by Ross Murray. Ross is a Lutheran Diaconal Minister and member of Proclaim. He is GLAAD’s Director of Programs, focusing on global and the US South. He has written and appeared on numerous media outlets, including CNN, Al Jazeera, the Washington Post, Huffington Post, and Religion News Service. Ross is also a founder and director of The Naming Project, a faith-based camp for LGBT youth and their allies. If you’ve been thinking of jumping on the Twitter bandwagon, but don’t know where to start – check Ross out: @inlayterms – in 2014, he was named one of Mashable’s “10 LGBT-Rights Activists to Follow on Twitter.”
By Amalia Vagts
ELM Executive Director
As you read in last week’s blog past, our recent Proclaim Gathering for LGBTQ leaders focused on stories. The theme was “Queer stories/Sacred Witness.” One of the “a-ha” moments for me is that there is no “story” of this movement. No story is alike, no two people have had the same journey. There are countless individual stories – told together, these stories create a tapestry of a movement and an organization.
At the end of our time together, we spent some time in group conversation and reflection. We hung three sheets of paper on the walls, asking individuals to share their responses to the following prompts; “The queer stories/sacred witness of ELM was/is/will be…”
Words and phrases leap off these three pages – “holy & prophetic,” “life-saving,” “truth-telling,” and “expansive.”
One person wrote this on the “Will Be…” sheet:
“Something we don’t have words for yet.”
As we move deeper into the process of identifying the next strategic steps for Extraordinary Lutheran Ministries and the Proclaim Community, our individual stories must be realized, shared, and heard.

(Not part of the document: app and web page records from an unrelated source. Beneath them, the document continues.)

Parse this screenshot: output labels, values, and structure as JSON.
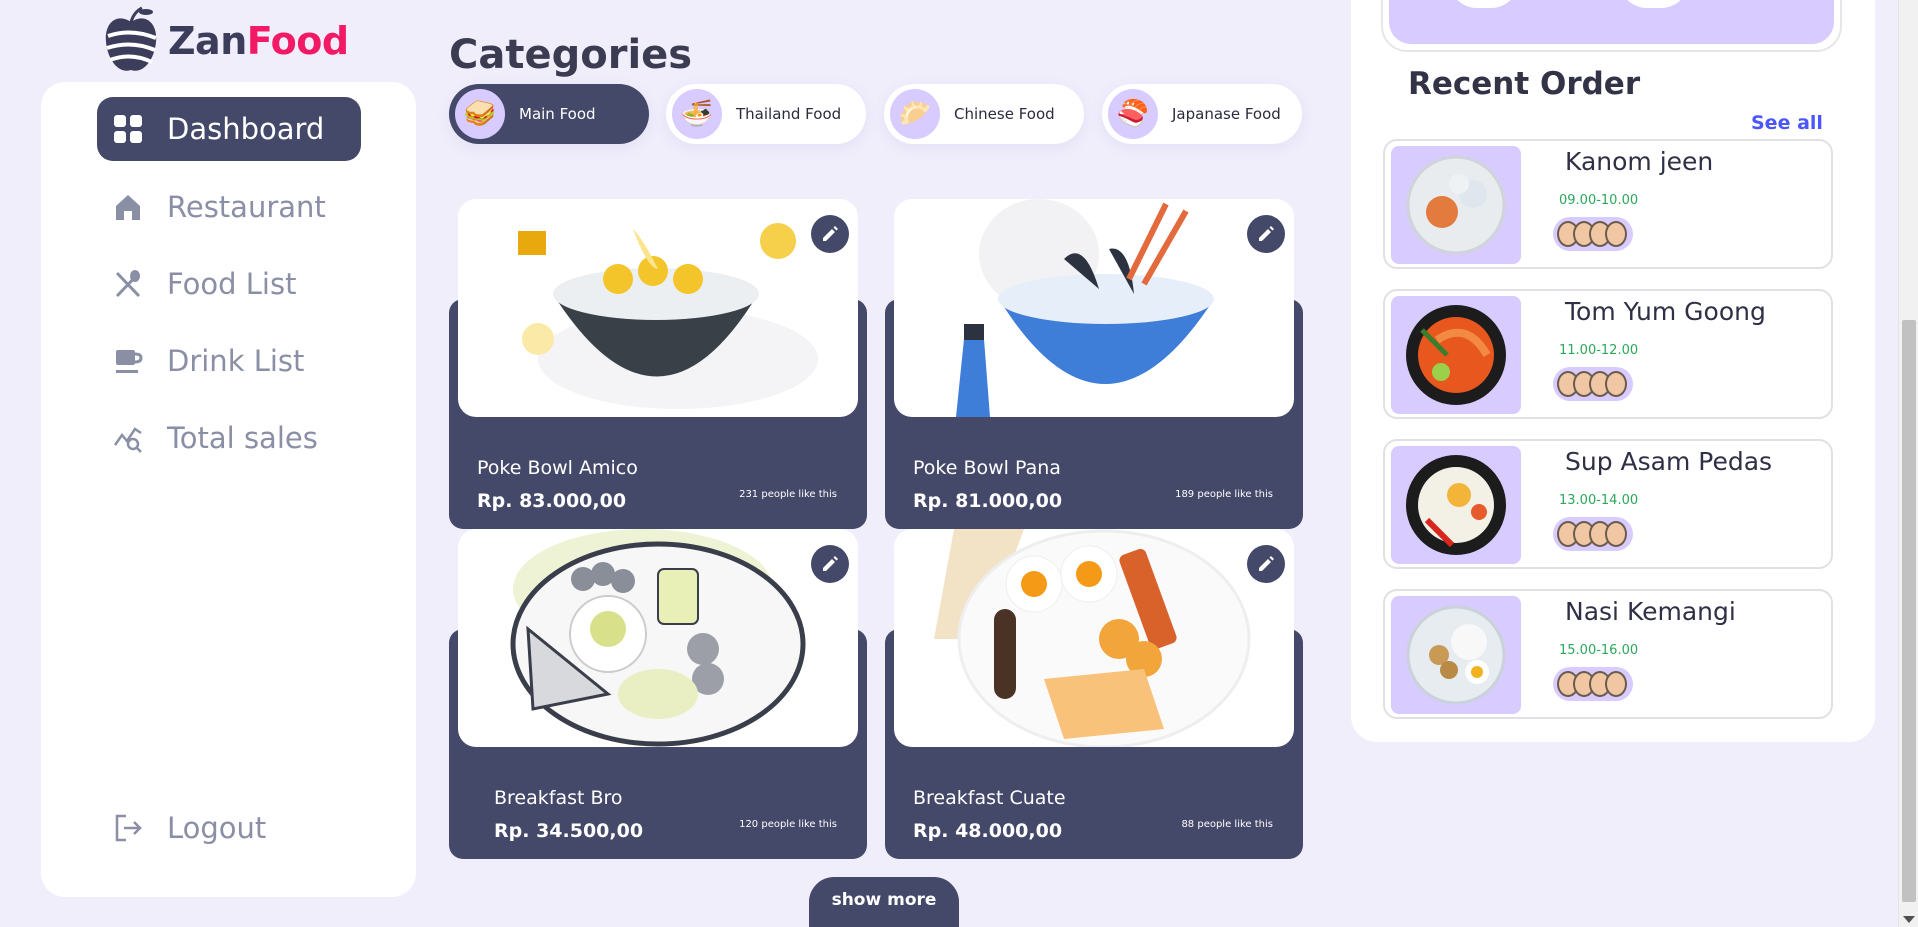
{
  "brand": {
    "part1": "Zan",
    "part2": "Food"
  },
  "sidebar": {
    "items": [
      {
        "label": "Dashboard",
        "icon": "dashboard-icon",
        "active": true
      },
      {
        "label": "Restaurant",
        "icon": "home-icon",
        "active": false
      },
      {
        "label": "Food List",
        "icon": "utensils-icon",
        "active": false
      },
      {
        "label": "Drink List",
        "icon": "cup-icon",
        "active": false
      },
      {
        "label": "Total sales",
        "icon": "sales-chart-icon",
        "active": false
      }
    ],
    "logout": {
      "label": "Logout",
      "icon": "logout-icon"
    }
  },
  "categories": {
    "title": "Categories",
    "items": [
      {
        "label": "Main Food",
        "icon": "sandwich-icon",
        "active": true
      },
      {
        "label": "Thailand Food",
        "icon": "noodle-bowl-icon",
        "active": false
      },
      {
        "label": "Chinese Food",
        "icon": "dumpling-icon",
        "active": false
      },
      {
        "label": "Japanase Food",
        "icon": "sushi-icon",
        "active": false
      }
    ]
  },
  "foods": [
    {
      "name": "Poke Bowl Amico",
      "price": "Rp. 83.000,00",
      "likes": "231 people like this"
    },
    {
      "name": "Poke Bowl Pana",
      "price": "Rp. 81.000,00",
      "likes": "189 people like this"
    },
    {
      "name": "Breakfast Bro",
      "price": "Rp. 34.500,00",
      "likes": "120 people like this"
    },
    {
      "name": "Breakfast Cuate",
      "price": "Rp. 48.000,00",
      "likes": "88 people like this"
    }
  ],
  "show_more": "show more",
  "recent_order": {
    "title": "Recent Order",
    "see_all": "See all",
    "orders": [
      {
        "name": "Kanom jeen",
        "time": "09.00-10.00"
      },
      {
        "name": "Tom Yum Goong",
        "time": "11.00-12.00"
      },
      {
        "name": "Sup Asam Pedas",
        "time": "13.00-14.00"
      },
      {
        "name": "Nasi Kemangi",
        "time": "15.00-16.00"
      }
    ]
  },
  "colors": {
    "accent": "#444869",
    "brand_pink": "#f21a64",
    "lavender": "#d8cbff",
    "link_blue": "#4a57ff",
    "time_green": "#2aa85a"
  }
}
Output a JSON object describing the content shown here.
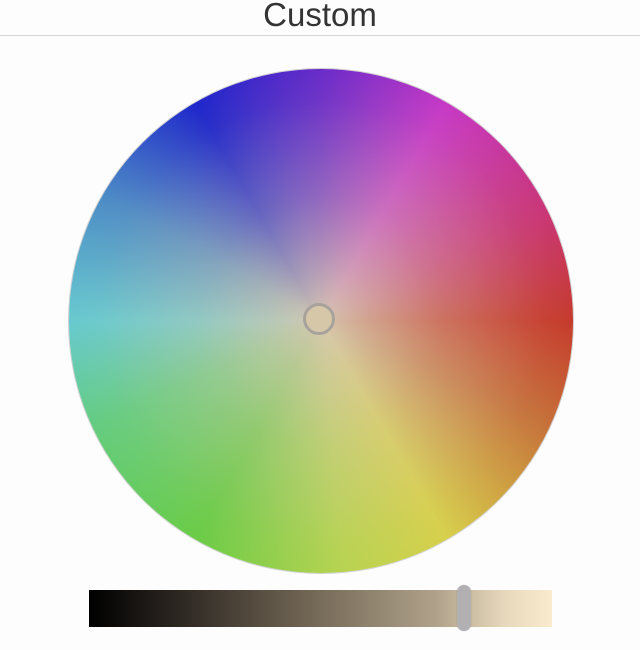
{
  "header": {
    "title": "Custom"
  },
  "color_wheel": {
    "selected_color": "#d6c7a9",
    "handle_icon": "circle-handle"
  },
  "brightness_slider": {
    "value": 0.81,
    "gradient_start": "#000000",
    "gradient_end": "#faebce"
  }
}
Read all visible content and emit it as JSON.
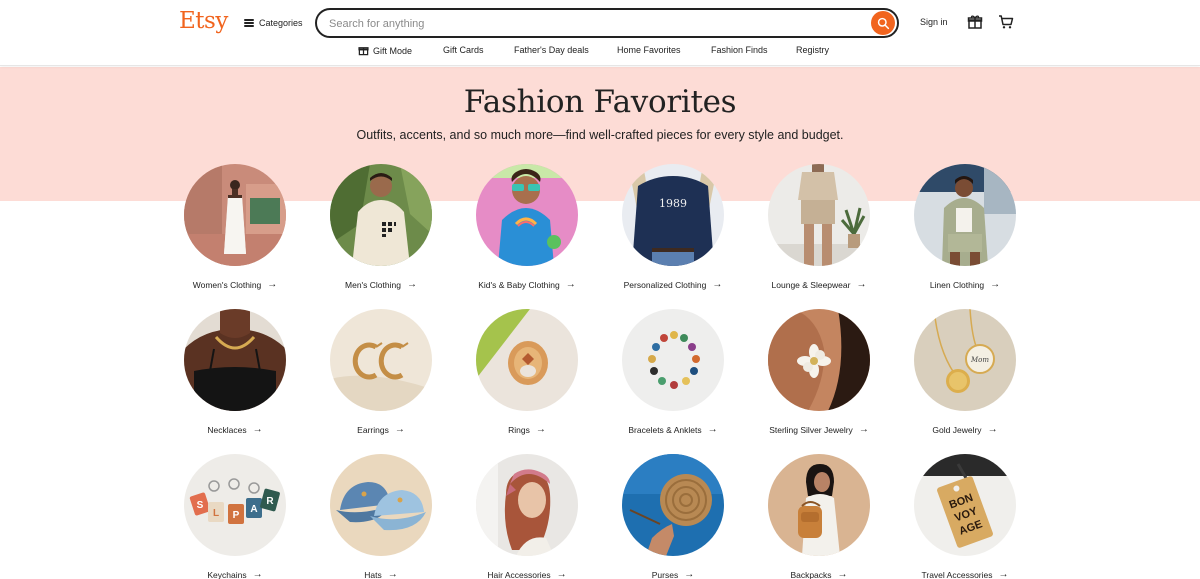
{
  "header": {
    "logo": "Etsy",
    "categories_label": "Categories",
    "search_placeholder": "Search for anything",
    "signin_label": "Sign in"
  },
  "subnav": [
    {
      "label": "Gift Mode",
      "icon": "gift-icon"
    },
    {
      "label": "Gift Cards"
    },
    {
      "label": "Father's Day deals"
    },
    {
      "label": "Home Favorites"
    },
    {
      "label": "Fashion Finds"
    },
    {
      "label": "Registry"
    }
  ],
  "hero": {
    "title": "Fashion Favorites",
    "subtitle": "Outfits, accents, and so much more—find well-crafted pieces for every style and budget."
  },
  "categories": [
    {
      "label": "Women's Clothing"
    },
    {
      "label": "Men's Clothing"
    },
    {
      "label": "Kid's & Baby Clothing"
    },
    {
      "label": "Personalized Clothing"
    },
    {
      "label": "Lounge & Sleepwear"
    },
    {
      "label": "Linen Clothing"
    },
    {
      "label": "Necklaces"
    },
    {
      "label": "Earrings"
    },
    {
      "label": "Rings"
    },
    {
      "label": "Bracelets & Anklets"
    },
    {
      "label": "Sterling Silver Jewelry"
    },
    {
      "label": "Gold Jewelry"
    },
    {
      "label": "Keychains"
    },
    {
      "label": "Hats"
    },
    {
      "label": "Hair Accessories"
    },
    {
      "label": "Purses"
    },
    {
      "label": "Backpacks"
    },
    {
      "label": "Travel Accessories"
    }
  ],
  "image_text": {
    "shirt_print": "1989",
    "keychain_letters": [
      "S",
      "L",
      "P",
      "A",
      "R"
    ],
    "tag_text": [
      "BON",
      "VOY",
      "AGE"
    ],
    "pendant_text": "Mom"
  },
  "colors": {
    "brand": "#f1641e",
    "hero_band": "#fddcd6",
    "text": "#222222"
  }
}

As one person wrote, we are called to “remember the past, live in the present, and proclaim the future.”
Amalia Vagts has served with Extraordinary Lutheran Ministries since 2006. Part of her story includes meeting John Brett at a Reconciling in Christ training in Portland, OR in 2005, and having her life changed as he shared some of his own story. Pictured together at the recent Proclaim Gathering (John Brett, part of the Proclaim Community and a seminarian who serves with the San Francisco Night Ministry is currently on street retreat with the Faithful Fools in San Francisco).